Keep the images out and copy every entry below exactly.

*Dataset excerpts*:
==*==
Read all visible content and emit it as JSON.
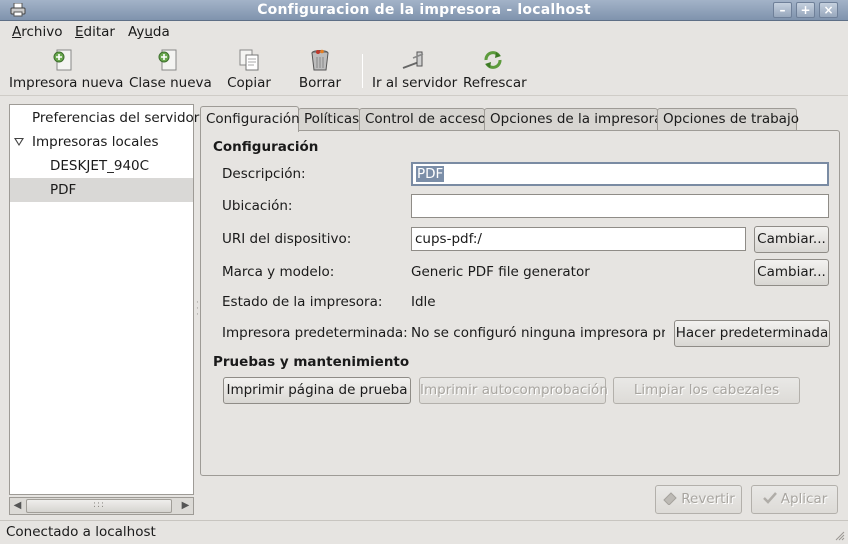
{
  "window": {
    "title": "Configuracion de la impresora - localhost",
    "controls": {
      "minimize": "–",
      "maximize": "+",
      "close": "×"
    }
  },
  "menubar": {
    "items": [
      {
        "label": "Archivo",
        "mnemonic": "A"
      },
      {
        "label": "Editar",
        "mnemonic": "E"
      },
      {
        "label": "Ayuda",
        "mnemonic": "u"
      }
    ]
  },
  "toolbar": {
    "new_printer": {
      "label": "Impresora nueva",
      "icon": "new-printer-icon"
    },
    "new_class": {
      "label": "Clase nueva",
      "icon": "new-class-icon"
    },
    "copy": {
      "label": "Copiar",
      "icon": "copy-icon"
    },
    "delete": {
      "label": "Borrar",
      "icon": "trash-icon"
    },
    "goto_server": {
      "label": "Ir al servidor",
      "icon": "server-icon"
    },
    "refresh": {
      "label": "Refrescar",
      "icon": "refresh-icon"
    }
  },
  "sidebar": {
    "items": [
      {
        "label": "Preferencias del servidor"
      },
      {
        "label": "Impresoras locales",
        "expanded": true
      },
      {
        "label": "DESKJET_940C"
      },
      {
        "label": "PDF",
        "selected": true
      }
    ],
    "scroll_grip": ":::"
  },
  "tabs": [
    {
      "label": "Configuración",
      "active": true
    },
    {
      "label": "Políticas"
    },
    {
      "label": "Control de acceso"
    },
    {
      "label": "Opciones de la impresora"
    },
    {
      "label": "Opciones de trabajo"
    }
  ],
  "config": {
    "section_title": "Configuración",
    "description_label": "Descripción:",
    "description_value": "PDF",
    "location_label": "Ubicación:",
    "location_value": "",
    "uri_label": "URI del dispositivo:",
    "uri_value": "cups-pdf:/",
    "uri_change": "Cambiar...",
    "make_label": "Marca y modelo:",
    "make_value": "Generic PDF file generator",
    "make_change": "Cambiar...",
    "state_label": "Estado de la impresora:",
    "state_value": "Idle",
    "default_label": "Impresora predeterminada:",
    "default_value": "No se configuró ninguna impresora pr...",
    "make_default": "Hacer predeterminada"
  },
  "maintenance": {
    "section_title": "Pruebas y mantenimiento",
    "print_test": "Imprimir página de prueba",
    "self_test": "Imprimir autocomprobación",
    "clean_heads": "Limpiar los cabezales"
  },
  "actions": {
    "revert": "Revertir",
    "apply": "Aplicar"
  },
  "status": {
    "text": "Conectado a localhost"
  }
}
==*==
*SOLUTION FOR THIS PROBLEM*:
Read all visible content and emit it as JSON.
{
  "window": {
    "title": "Configuracion de la impresora - localhost",
    "controls": {
      "minimize": "–",
      "maximize": "+",
      "close": "×"
    }
  },
  "menubar": {
    "items": [
      {
        "label": "Archivo",
        "mnemonic": "A"
      },
      {
        "label": "Editar",
        "mnemonic": "E"
      },
      {
        "label": "Ayuda",
        "mnemonic": "u"
      }
    ]
  },
  "toolbar": {
    "new_printer": {
      "label": "Impresora nueva",
      "icon": "new-printer-icon"
    },
    "new_class": {
      "label": "Clase nueva",
      "icon": "new-class-icon"
    },
    "copy": {
      "label": "Copiar",
      "icon": "copy-icon"
    },
    "delete": {
      "label": "Borrar",
      "icon": "trash-icon"
    },
    "goto_server": {
      "label": "Ir al servidor",
      "icon": "server-icon"
    },
    "refresh": {
      "label": "Refrescar",
      "icon": "refresh-icon"
    }
  },
  "sidebar": {
    "items": [
      {
        "label": "Preferencias del servidor"
      },
      {
        "label": "Impresoras locales",
        "expanded": true
      },
      {
        "label": "DESKJET_940C"
      },
      {
        "label": "PDF",
        "selected": true
      }
    ],
    "scroll_grip": ":::"
  },
  "tabs": [
    {
      "label": "Configuración",
      "active": true
    },
    {
      "label": "Políticas"
    },
    {
      "label": "Control de acceso"
    },
    {
      "label": "Opciones de la impresora"
    },
    {
      "label": "Opciones de trabajo"
    }
  ],
  "config": {
    "section_title": "Configuración",
    "description_label": "Descripción:",
    "description_value": "PDF",
    "location_label": "Ubicación:",
    "location_value": "",
    "uri_label": "URI del dispositivo:",
    "uri_value": "cups-pdf:/",
    "uri_change": "Cambiar...",
    "make_label": "Marca y modelo:",
    "make_value": "Generic PDF file generator",
    "make_change": "Cambiar...",
    "state_label": "Estado de la impresora:",
    "state_value": "Idle",
    "default_label": "Impresora predeterminada:",
    "default_value": "No se configuró ninguna impresora pr...",
    "make_default": "Hacer predeterminada"
  },
  "maintenance": {
    "section_title": "Pruebas y mantenimiento",
    "print_test": "Imprimir página de prueba",
    "self_test": "Imprimir autocomprobación",
    "clean_heads": "Limpiar los cabezales"
  },
  "actions": {
    "revert": "Revertir",
    "apply": "Aplicar"
  },
  "status": {
    "text": "Conectado a localhost"
  }
}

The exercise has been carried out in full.